In around 1200, when a group of Malinké was led to present-day Guinea-Bissau by a general of Sunjata Keita, the region became an outpost of the Empire of Mali. In 1537, it became a state in its own right – the Kaabu Empire. Gabù became the capital of this small kingdom.
European Arrival & Colonisation
Portuguese navigators first reached the area around 1450, and established lucrative routes for trading slaves and goods. With the abolition of the slave trade in the 19th century, the Portuguese extended their influence beyond the coast towards the interior in order to continue extracting wealth.
Portuguese Guinea descended into one of the most repressive and exploitative colonial regimes in Africa, particularly when dictator António Salazar came to power in Portugal in 1926.
War of Liberation

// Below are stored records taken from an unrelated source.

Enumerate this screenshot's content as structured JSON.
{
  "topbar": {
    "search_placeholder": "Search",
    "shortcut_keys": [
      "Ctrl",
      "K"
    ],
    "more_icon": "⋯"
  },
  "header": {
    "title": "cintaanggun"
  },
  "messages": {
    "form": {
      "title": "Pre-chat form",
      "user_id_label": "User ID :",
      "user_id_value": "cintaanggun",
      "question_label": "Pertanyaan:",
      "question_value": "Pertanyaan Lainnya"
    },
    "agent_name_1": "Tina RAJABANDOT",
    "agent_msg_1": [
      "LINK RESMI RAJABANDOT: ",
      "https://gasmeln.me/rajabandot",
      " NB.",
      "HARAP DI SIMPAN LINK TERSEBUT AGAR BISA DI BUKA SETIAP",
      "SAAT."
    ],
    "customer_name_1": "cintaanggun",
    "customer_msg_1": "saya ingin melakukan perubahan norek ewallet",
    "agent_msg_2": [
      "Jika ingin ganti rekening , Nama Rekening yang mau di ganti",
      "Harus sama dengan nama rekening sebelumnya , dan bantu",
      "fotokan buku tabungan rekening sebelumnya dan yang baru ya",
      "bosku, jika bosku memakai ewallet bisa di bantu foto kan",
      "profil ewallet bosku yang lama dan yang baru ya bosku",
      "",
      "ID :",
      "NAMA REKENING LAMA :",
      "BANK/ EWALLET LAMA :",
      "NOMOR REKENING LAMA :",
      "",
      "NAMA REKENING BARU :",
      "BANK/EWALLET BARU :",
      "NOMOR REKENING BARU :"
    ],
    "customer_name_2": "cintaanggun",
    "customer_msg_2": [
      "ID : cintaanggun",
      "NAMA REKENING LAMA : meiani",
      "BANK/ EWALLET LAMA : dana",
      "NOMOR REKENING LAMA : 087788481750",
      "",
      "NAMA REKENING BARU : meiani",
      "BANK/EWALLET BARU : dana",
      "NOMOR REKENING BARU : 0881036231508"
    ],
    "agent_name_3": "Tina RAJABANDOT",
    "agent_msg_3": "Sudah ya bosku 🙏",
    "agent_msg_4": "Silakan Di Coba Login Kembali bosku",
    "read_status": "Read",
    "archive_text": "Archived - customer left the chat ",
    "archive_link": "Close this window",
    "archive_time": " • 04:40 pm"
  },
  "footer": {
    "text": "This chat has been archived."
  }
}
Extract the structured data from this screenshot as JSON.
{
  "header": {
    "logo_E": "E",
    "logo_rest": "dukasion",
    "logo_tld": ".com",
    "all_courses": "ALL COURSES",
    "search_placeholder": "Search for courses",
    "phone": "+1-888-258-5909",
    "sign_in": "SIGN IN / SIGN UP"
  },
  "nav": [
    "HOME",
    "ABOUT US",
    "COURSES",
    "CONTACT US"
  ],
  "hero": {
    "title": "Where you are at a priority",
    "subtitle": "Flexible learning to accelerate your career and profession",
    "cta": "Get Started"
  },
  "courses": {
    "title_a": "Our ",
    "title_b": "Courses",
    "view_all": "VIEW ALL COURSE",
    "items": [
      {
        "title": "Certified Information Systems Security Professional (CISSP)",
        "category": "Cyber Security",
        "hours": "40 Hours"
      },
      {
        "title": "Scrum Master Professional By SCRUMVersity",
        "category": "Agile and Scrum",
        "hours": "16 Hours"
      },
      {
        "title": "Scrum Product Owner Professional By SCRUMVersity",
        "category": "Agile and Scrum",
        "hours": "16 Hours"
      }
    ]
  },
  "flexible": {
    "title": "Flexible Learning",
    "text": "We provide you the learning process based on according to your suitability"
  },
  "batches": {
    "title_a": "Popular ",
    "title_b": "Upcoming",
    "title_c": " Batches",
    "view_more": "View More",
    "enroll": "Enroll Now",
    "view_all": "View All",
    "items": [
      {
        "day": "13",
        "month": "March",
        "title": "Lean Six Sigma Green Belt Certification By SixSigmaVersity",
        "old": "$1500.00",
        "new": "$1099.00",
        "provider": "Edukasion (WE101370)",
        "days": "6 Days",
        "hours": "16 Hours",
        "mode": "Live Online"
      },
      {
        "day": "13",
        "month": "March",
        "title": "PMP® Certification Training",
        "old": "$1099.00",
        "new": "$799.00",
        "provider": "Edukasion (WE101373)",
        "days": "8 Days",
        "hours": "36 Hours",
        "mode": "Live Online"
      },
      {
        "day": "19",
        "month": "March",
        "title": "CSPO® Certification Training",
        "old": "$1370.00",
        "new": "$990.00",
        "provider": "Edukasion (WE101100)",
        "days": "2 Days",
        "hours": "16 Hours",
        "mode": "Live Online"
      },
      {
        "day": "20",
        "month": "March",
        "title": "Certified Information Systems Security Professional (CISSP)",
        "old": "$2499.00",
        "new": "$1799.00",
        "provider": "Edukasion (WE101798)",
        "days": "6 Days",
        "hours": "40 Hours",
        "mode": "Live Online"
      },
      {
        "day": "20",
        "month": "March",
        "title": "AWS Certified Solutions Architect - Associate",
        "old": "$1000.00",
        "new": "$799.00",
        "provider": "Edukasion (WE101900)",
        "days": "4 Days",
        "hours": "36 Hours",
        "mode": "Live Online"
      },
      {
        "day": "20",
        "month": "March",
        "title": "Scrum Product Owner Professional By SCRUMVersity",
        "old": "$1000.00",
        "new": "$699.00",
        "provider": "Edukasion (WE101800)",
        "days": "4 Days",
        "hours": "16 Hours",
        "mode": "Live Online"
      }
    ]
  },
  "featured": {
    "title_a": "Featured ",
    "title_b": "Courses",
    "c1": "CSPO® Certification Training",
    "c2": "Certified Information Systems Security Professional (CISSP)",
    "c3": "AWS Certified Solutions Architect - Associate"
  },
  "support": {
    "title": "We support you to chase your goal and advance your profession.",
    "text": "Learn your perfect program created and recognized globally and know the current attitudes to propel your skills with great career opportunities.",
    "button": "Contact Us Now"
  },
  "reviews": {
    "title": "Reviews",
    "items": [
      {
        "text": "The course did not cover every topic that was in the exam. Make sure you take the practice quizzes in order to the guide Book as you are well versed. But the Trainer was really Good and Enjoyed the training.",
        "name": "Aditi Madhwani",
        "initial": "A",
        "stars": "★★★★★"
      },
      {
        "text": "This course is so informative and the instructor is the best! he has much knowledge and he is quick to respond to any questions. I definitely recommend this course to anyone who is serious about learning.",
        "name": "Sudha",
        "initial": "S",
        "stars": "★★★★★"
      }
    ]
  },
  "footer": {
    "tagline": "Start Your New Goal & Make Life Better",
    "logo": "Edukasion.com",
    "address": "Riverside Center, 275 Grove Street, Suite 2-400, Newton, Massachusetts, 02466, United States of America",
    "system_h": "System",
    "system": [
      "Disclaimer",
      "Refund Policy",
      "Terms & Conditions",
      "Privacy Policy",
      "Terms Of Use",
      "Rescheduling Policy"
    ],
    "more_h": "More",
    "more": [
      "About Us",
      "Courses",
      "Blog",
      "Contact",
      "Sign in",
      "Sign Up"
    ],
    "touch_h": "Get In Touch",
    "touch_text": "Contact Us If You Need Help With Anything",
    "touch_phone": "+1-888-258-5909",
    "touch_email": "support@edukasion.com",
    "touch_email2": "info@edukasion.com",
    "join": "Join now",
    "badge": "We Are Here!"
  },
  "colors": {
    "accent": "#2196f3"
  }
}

By the early 1960s African colonies were rapidly winning independence, but Salazar refused to relinquish control. The result was a long and bloody war of liberation for Guinea-Bissau and Cape Verde, fought on Guinean soil. Many Guineans were recruited to fight for the Portuguese, essentially pitting brothers against brothers and neighbours against neighbours.
The father of independence was Amílcar Cabral, who in 1956 helped found the Partido Africano da Independência da Guiné e Cabo Verde (PAIGC). In 1961 the PAIGC started arming and mobilising peasants, and within five years controlled half of the country. Cabral was assassinated in Conakry in 1973, but independence had become inevitable. When Salazar's regime fell in 1974, the new Portuguese government recognised the fledgling nation.
Independence & Instability
Once in power, the PAIGC government was confronted by staggering poverty, lack of education and economic decline. Politically, it wanted a unified Guinea-Bissau and Cape Verde; however, the idea died in 1980 when President Luis Cabral was overthrown in a coup while visiting Cape Verde to negotiate the union. João 'Nino' Vieira, an important military leader in the independence struggle, took over and initially continued the country's socialist policies. In 1986, after a coup attempt, President Vieira reversed course and privatised state enterprises.
Intractable poverty, several coup attempts and growing corruption under Vieira culminated in national strikes in 1997, which spiralled into civil war. Senegal and Guinea became involved in the conflict, sending soldiers in support of government troops loyal to the president. Vieira was killed in a 2009 coup and instability has been endemic ever since, fuelled by deep tensions between the government and the military, which includes ageing officers who fought in the war of independence. The squabble for profits from Bissau's main cash cow – not the humble cashew, but cocaine – is a symptom of these tensions.
In 2012, President Malam Bacai Sanha died from illness, plunging the country into another bout of instability and adding another name to the long list of presidents who have failed to complete a full term in power. A coup d'etat ousted the prime minister and election frontrunner three months later and a transitional government was installed, headed by Manuel Serifo Nhamadjo, who was chosen by West African bloc Ecowas. Nhamadjo's time in power was shaken by coup attempts and attacks, and elections in 2013 were held amid rising tensions between the Balanta and other ethnic groups.